Published Year: 2017
Publisher: Second Story Press
I received a copy of this book in exchange for an honest review. This in no way shape or form influenced my opinion.
Summary (Provided by Goodreads): Growing up in the shadow of a famous mother, Clara has never felt good about her body. Now, at sixteen, she has an unhealthy obsession with healthy eating. After a social media disaster, she decides to escape for the summer to Paris to stay with her estranged dad and her six-year-old brother, Alastair, who is on the autism spectrum. Charged with his care, Clara and Alastair set out to explore the city. Paris teaches Clara about first love and gives her a new love of food. And Alastair teaches Clara about patience, trust and the beauty of loving without judgment.
As a speech pathologist, I work with children who are on the Autism spectrum. I am often a bit critical of books that have children who are on the spectrum as they follow a lot of clichés and not necessarily truthful behaviors. However, the cover and the summary of this book caught my eye. In the summer I love to read books that take place elsewhere and this seemed like a unique twist.
What I thought
When Clara, the daughter of a prima ballerina, is accused of having an eating disorder, her mother decides that it might be good for her to spend in the summer in Paris with his wife and son (her half-brother). While neither Clara nor her mom think that she truly has a disorder, her mom is worried that she isn’t being a good parent and feels like since she has never truly spent time with her father or his family, that this would be a good time to do so. Alastair, Clara’s 6 year old half-brother, is also on the Autism spectrum.
This book was a truly enjoyable and easy read. Like, finished in a few hours easy read. I didn’t realize when I picked up this book that there were going to be ties to dancing and eating disorders as well as the Autism connections. As a dancer, I always connect easily with dance story lines, but I haven’t read a book with a character whose mother is a dancer but they personally do not dance. It was a very interesting dynamic.
At the beginning of the book, I was a bit worried Clara was going to be a terrible person. She has a bit of an attitude and it very concerned about social status as well as what she looks like and what she eats. However, as the book continues you learn that she is a good person at her core, but that she just has an illness that has a strong hold over her. I always feel like characters who get the opportunity to go to a different country for the summer and are angry about it are spoiled (I would have jumped at the chance) but Clara doesn’t take any of that attitude, and while she is a bit reluctant at first, she immediately embraces the experience which is great.

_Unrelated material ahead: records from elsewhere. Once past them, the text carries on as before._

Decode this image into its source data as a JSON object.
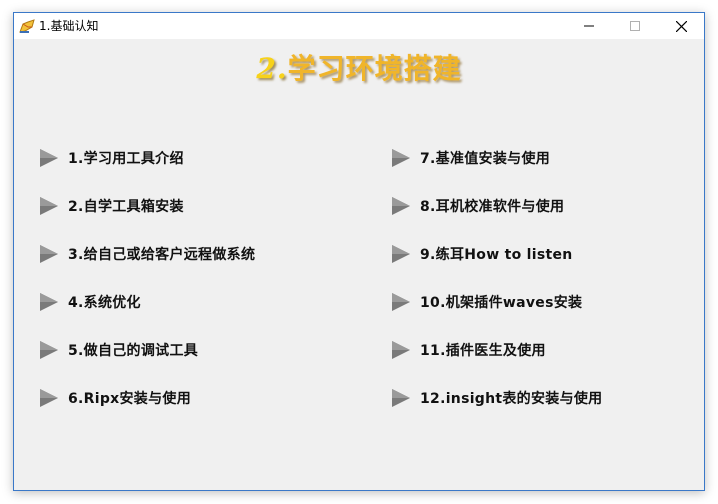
{
  "window": {
    "title": "1.基础认知"
  },
  "page": {
    "heading_num": "2.",
    "heading_text": "学习环境搭建"
  },
  "colors": {
    "heading": "#f0b52a",
    "border": "#3a78c8",
    "background": "#f0f0f0",
    "arrow": "#777777"
  },
  "menu": {
    "left": [
      {
        "label": "1.学习用工具介绍",
        "icon": "play-arrow-icon"
      },
      {
        "label": "2.自学工具箱安装",
        "icon": "play-arrow-icon"
      },
      {
        "label": "3.给自己或给客户远程做系统",
        "icon": "play-arrow-icon"
      },
      {
        "label": "4.系统优化",
        "icon": "play-arrow-icon"
      },
      {
        "label": "5.做自己的调试工具",
        "icon": "play-arrow-icon"
      },
      {
        "label": "6.Ripx安装与使用",
        "icon": "play-arrow-icon"
      }
    ],
    "right": [
      {
        "label": "7.基准值安装与使用",
        "icon": "play-arrow-icon"
      },
      {
        "label": "8.耳机校准软件与使用",
        "icon": "play-arrow-icon"
      },
      {
        "label": "9.练耳How to listen",
        "icon": "play-arrow-icon"
      },
      {
        "label": "10.机架插件waves安装",
        "icon": "play-arrow-icon"
      },
      {
        "label": "11.插件医生及使用",
        "icon": "play-arrow-icon"
      },
      {
        "label": "12.insight表的安装与使用",
        "icon": "play-arrow-icon"
      }
    ]
  }
}
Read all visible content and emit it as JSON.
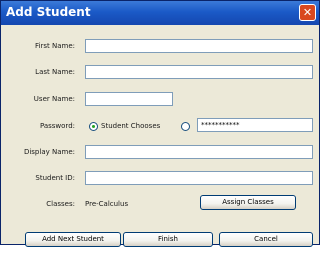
{
  "window": {
    "title": "Add Student",
    "close_glyph": "✕"
  },
  "form": {
    "first_name": {
      "label": "First Name:",
      "value": ""
    },
    "last_name": {
      "label": "Last Name:",
      "value": ""
    },
    "user_name": {
      "label": "User Name:",
      "value": ""
    },
    "password": {
      "label": "Password:",
      "option_student_chooses": "Student Chooses",
      "selected": "student_chooses",
      "value": "***********"
    },
    "display_name": {
      "label": "Display Name:",
      "value": ""
    },
    "student_id": {
      "label": "Student ID:",
      "value": ""
    },
    "classes": {
      "label": "Classes:",
      "value": "Pre-Calculus"
    }
  },
  "buttons": {
    "assign_classes": "Assign Classes",
    "add_next_student": "Add Next Student",
    "finish": "Finish",
    "cancel": "Cancel"
  }
}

I also truly appreciated that they didn’t claim that Alastair had Autism. They referred to him as only being “on the spectrum” and also as not having a neurotypical brain. Part of the reason I appreciated this is because there is such a wide range of personalities and behaviors that truly are on the spectrum that never get mentioned. It is only ever the extremes. There are a lot of children who don’t have an official diagnosis of “Autism” but still exhibit Autism like behaviors, hence the “spectrum”. The character of Alastair was an absolute delight and I loved every scene that he was in.
Truthfully, I wish this book was longer. I feel like it only just started to scratch the surface of Clara dealing with her disorder as well as finding herself. I would love to read a sequel to this book and find out how Clara is dealing, especially once she goes back home to her mom. There is also a little bit of romance, but it’s not a central story line.